■ Work to be completed
Write out every line below again exactly as it stands, skipping each image.

■ Source material
- - -
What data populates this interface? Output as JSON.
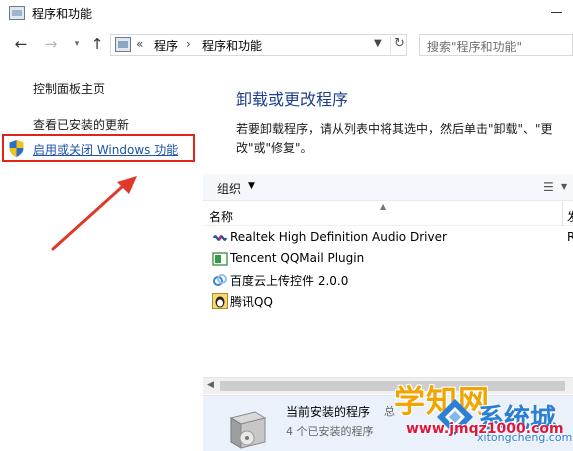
{
  "window": {
    "title": "程序和功能"
  },
  "nav": {
    "back_icon": "back-arrow-icon",
    "forward_icon": "forward-arrow-icon",
    "up_icon": "up-arrow-icon",
    "breadcrumb": [
      "程序",
      "程序和功能"
    ],
    "breadcrumb_prefix": "«",
    "breadcrumb_separator": "›",
    "search_placeholder": "搜索\"程序和功能\""
  },
  "sidebar": {
    "items": [
      {
        "label": "控制面板主页"
      },
      {
        "label": "查看已安装的更新"
      },
      {
        "label": "启用或关闭 Windows 功能",
        "highlighted": true
      }
    ],
    "highlight_color": "#e2231a"
  },
  "main": {
    "heading": "卸载或更改程序",
    "description": "若要卸载程序，请从列表中将其选中，然后单击\"卸载\"、\"更改\"或\"修复\"。",
    "organize_label": "组织",
    "columns": {
      "name": "名称",
      "publisher": "发"
    },
    "programs": [
      {
        "name": "Realtek High Definition Audio Driver",
        "icon": "realtek-icon",
        "publisher": "R"
      },
      {
        "name": "Tencent QQMail Plugin",
        "icon": "qqmail-icon",
        "publisher": ""
      },
      {
        "name": "百度云上传控件 2.0.0",
        "icon": "baidu-cloud-icon",
        "publisher": ""
      },
      {
        "name": "腾讯QQ",
        "icon": "qq-penguin-icon",
        "publisher": ""
      }
    ]
  },
  "details": {
    "title": "当前安装的程序",
    "size": "总",
    "count": "4 个已安装的程序"
  },
  "watermark": {
    "brand": "学知网",
    "site": "www.jmqz1000.com",
    "logo_text": "系统城",
    "logo_url": "xitongcheng.com",
    "brand_color": "#f0a500",
    "logo_color": "#2b7fd4"
  },
  "accent_color": "#1e3e8f",
  "link_color": "#1b53a8"
}
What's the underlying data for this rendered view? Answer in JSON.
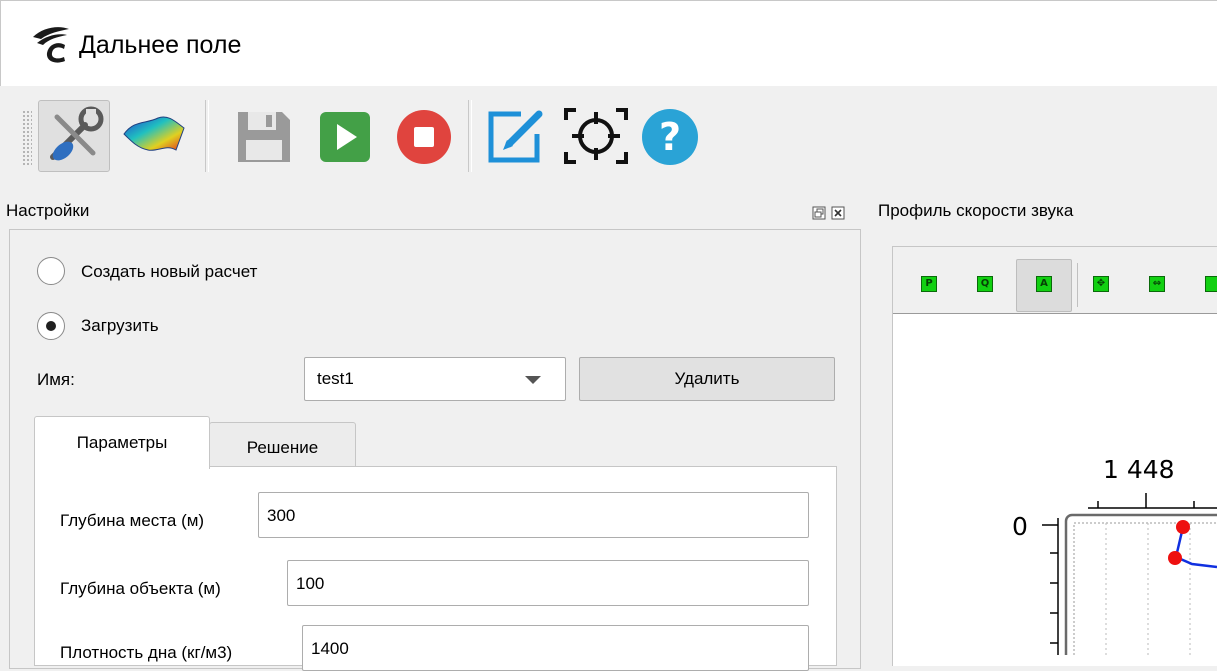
{
  "window": {
    "title": "Дальнее поле"
  },
  "toolbar": {
    "icons": [
      "settings-tools-icon",
      "surface-plot-icon",
      "save-icon",
      "run-icon",
      "stop-icon",
      "edit-icon",
      "target-icon",
      "help-icon"
    ]
  },
  "settings": {
    "title": "Настройки",
    "radio_new": "Создать новый расчет",
    "radio_new_checked": false,
    "radio_load": "Загрузить",
    "radio_load_checked": true,
    "name_label": "Имя:",
    "name_value": "test1",
    "delete_label": "Удалить",
    "tabs": {
      "params": "Параметры",
      "solution": "Решение"
    },
    "fields": {
      "depth_site_label": "Глубина места (м)",
      "depth_site_value": "300",
      "depth_object_label": "Глубина объекта (м)",
      "depth_object_value": "100",
      "bottom_density_label": "Плотность дна (кг/м3)",
      "bottom_density_value": "1400"
    }
  },
  "profile": {
    "title": "Профиль скорости звука",
    "plot_tools": [
      "P",
      "Q",
      "A",
      "pan",
      "zoom",
      "fit"
    ],
    "top_axis_tick": "1 448",
    "left_axis_tick": "0"
  },
  "colors": {
    "run_green": "#43a047",
    "stop_red": "#e0443e",
    "help_blue": "#2aa3d6",
    "edit_blue": "#1e90d8"
  }
}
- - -
■ Exercise answer
What data populates this interface? Output as JSON.
{
  "window": {
    "title": "程序和功能"
  },
  "nav": {
    "back_icon": "back-arrow-icon",
    "forward_icon": "forward-arrow-icon",
    "up_icon": "up-arrow-icon",
    "breadcrumb": [
      "程序",
      "程序和功能"
    ],
    "breadcrumb_prefix": "«",
    "breadcrumb_separator": "›",
    "search_placeholder": "搜索\"程序和功能\""
  },
  "sidebar": {
    "items": [
      {
        "label": "控制面板主页"
      },
      {
        "label": "查看已安装的更新"
      },
      {
        "label": "启用或关闭 Windows 功能",
        "highlighted": true
      }
    ],
    "highlight_color": "#e2231a"
  },
  "main": {
    "heading": "卸载或更改程序",
    "description": "若要卸载程序，请从列表中将其选中，然后单击\"卸载\"、\"更改\"或\"修复\"。",
    "organize_label": "组织",
    "columns": {
      "name": "名称",
      "publisher": "发"
    },
    "programs": [
      {
        "name": "Realtek High Definition Audio Driver",
        "icon": "realtek-icon",
        "publisher": "R"
      },
      {
        "name": "Tencent QQMail Plugin",
        "icon": "qqmail-icon",
        "publisher": ""
      },
      {
        "name": "百度云上传控件 2.0.0",
        "icon": "baidu-cloud-icon",
        "publisher": ""
      },
      {
        "name": "腾讯QQ",
        "icon": "qq-penguin-icon",
        "publisher": ""
      }
    ]
  },
  "details": {
    "title": "当前安装的程序",
    "size": "总",
    "count": "4 个已安装的程序"
  },
  "watermark": {
    "brand": "学知网",
    "site": "www.jmqz1000.com",
    "logo_text": "系统城",
    "logo_url": "xitongcheng.com",
    "brand_color": "#f0a500",
    "logo_color": "#2b7fd4"
  },
  "accent_color": "#1e3e8f",
  "link_color": "#1b53a8"
}
What's the underlying data for this rendered view? Answer in JSON.
{
  "window": {
    "title": "Дальнее поле"
  },
  "toolbar": {
    "icons": [
      "settings-tools-icon",
      "surface-plot-icon",
      "save-icon",
      "run-icon",
      "stop-icon",
      "edit-icon",
      "target-icon",
      "help-icon"
    ]
  },
  "settings": {
    "title": "Настройки",
    "radio_new": "Создать новый расчет",
    "radio_new_checked": false,
    "radio_load": "Загрузить",
    "radio_load_checked": true,
    "name_label": "Имя:",
    "name_value": "test1",
    "delete_label": "Удалить",
    "tabs": {
      "params": "Параметры",
      "solution": "Решение"
    },
    "fields": {
      "depth_site_label": "Глубина места (м)",
      "depth_site_value": "300",
      "depth_object_label": "Глубина объекта (м)",
      "depth_object_value": "100",
      "bottom_density_label": "Плотность дна (кг/м3)",
      "bottom_density_value": "1400"
    }
  },
  "profile": {
    "title": "Профиль скорости звука",
    "plot_tools": [
      "P",
      "Q",
      "A",
      "pan",
      "zoom",
      "fit"
    ],
    "top_axis_tick": "1 448",
    "left_axis_tick": "0"
  },
  "colors": {
    "run_green": "#43a047",
    "stop_red": "#e0443e",
    "help_blue": "#2aa3d6",
    "edit_blue": "#1e90d8"
  }
}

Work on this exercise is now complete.